subtract with carry of A-B computes A + ~B + Carry. (~ is the C "not" or
"bitwise invert" operator.)
Note that the basic move instruction does NOT set these bits (unless it's a move
to r2).

r3 is hardwired to 0. If specified as a source, its value is 0. If specified as a


destination, the value is discarded.

r2 and r3 have no use as pointers. When specified in the context of a pointer they
provide an alternate function - common constant values. This is one of the important
features of the MSP430 instruction set, allowing it to achieve a high level of code
density, and a flexible instruction set. These constant registers can provide the
numbers -1, 1, 2, 4 or 8. So, for example, the "clr x" is actually emulated by the
instruction "mov #0,x". The constant "0" is taken from the constant register r3. The
assembler understands both "clr x" and "mov #0,x", and produces the same code for
either. Many RISC and RISC like architectures suffer poor code density. The constant
registers allow the MSP430 to achieve a very competitive code density. They also
make the code faster, as less program memory read cycles are needed. See below for
the actual encoding used to select a particular constant.
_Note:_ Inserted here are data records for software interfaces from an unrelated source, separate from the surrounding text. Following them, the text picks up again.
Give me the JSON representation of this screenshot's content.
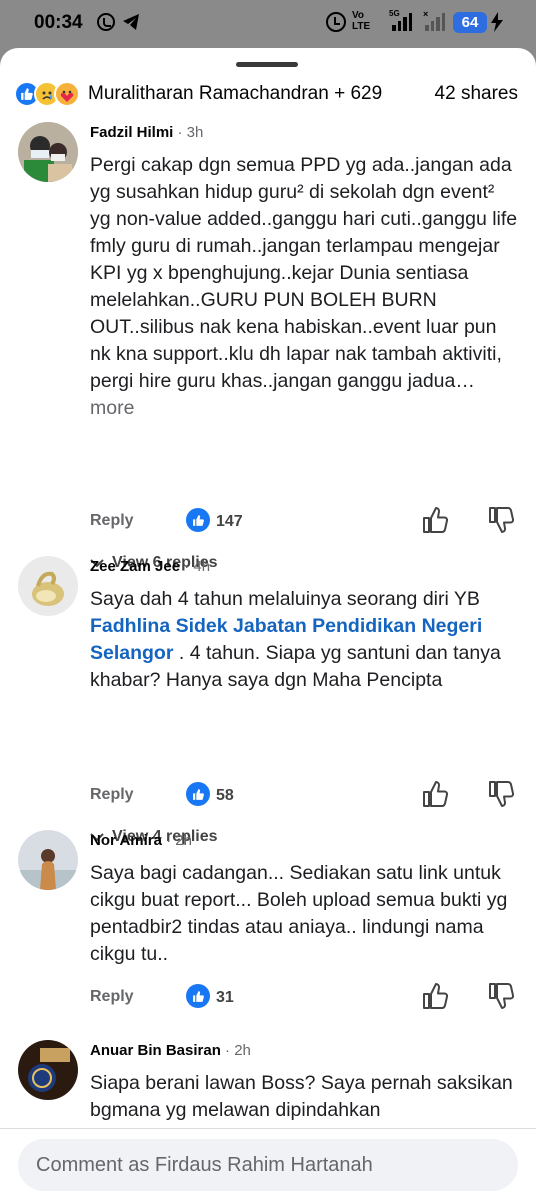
{
  "status_bar": {
    "time": "00:34",
    "volte": "Vo\nLTE",
    "network": "5G",
    "battery": "64"
  },
  "reactions": {
    "names": "Muralitharan Ramachandran + 629",
    "shares": "42 shares"
  },
  "comments": [
    {
      "author": "Fadzil Hilmi",
      "time": "· 3h",
      "text": "Pergi cakap dgn semua PPD yg ada..jangan ada yg susahkan hidup guru² di sekolah dgn event² yg non-value added..ganggu hari cuti..ganggu life fmly guru di rumah..jangan terlampau mengejar KPI yg x bpenghujung..kejar Dunia sentiasa melelahkan..GURU PUN BOLEH BURN OUT..silibus nak kena habiskan..event luar pun nk kna support..klu dh lapar nak tambah aktiviti, pergi hire guru khas..jangan ganggu jadua…",
      "more": "more",
      "reply": "Reply",
      "likes": "147",
      "view_replies": "View 6 replies"
    },
    {
      "author": "Zee Zam Jee",
      "time": "· 4h",
      "text_before": "Saya dah 4 tahun melaluinya seorang diri YB",
      "link": "Fadhlina Sidek Jabatan Pendidikan Negeri Selangor",
      "text_after": " . 4 tahun. Siapa yg santuni dan tanya khabar? Hanya saya dgn Maha Pencipta",
      "reply": "Reply",
      "likes": "58",
      "view_replies": "View 4 replies"
    },
    {
      "author": "Nor Amira",
      "time": "· 2h",
      "text": "Saya bagi cadangan... Sediakan satu link untuk cikgu buat report... Boleh upload semua bukti yg pentadbir2 tindas atau aniaya.. lindungi nama cikgu tu..",
      "reply": "Reply",
      "likes": "31"
    },
    {
      "author": "Anuar Bin Basiran",
      "time": "· 2h",
      "text": "Siapa berani lawan Boss? Saya pernah saksikan bgmana yg melawan dipindahkan"
    }
  ],
  "composer": {
    "placeholder": "Comment as Firdaus Rahim Hartanah"
  },
  "colors": {
    "accent": "#1877f2",
    "link": "#1565c0",
    "battery": "#2d6de0"
  }
}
Note that some assemblers for the MSP430 allow the use of the alternate names "PC"
for "r0", "SP" for "r1", and "SR" for "r2". GNU msp430 binutils does not understand
these alternate names. You must use "r0", "r1" or "r2".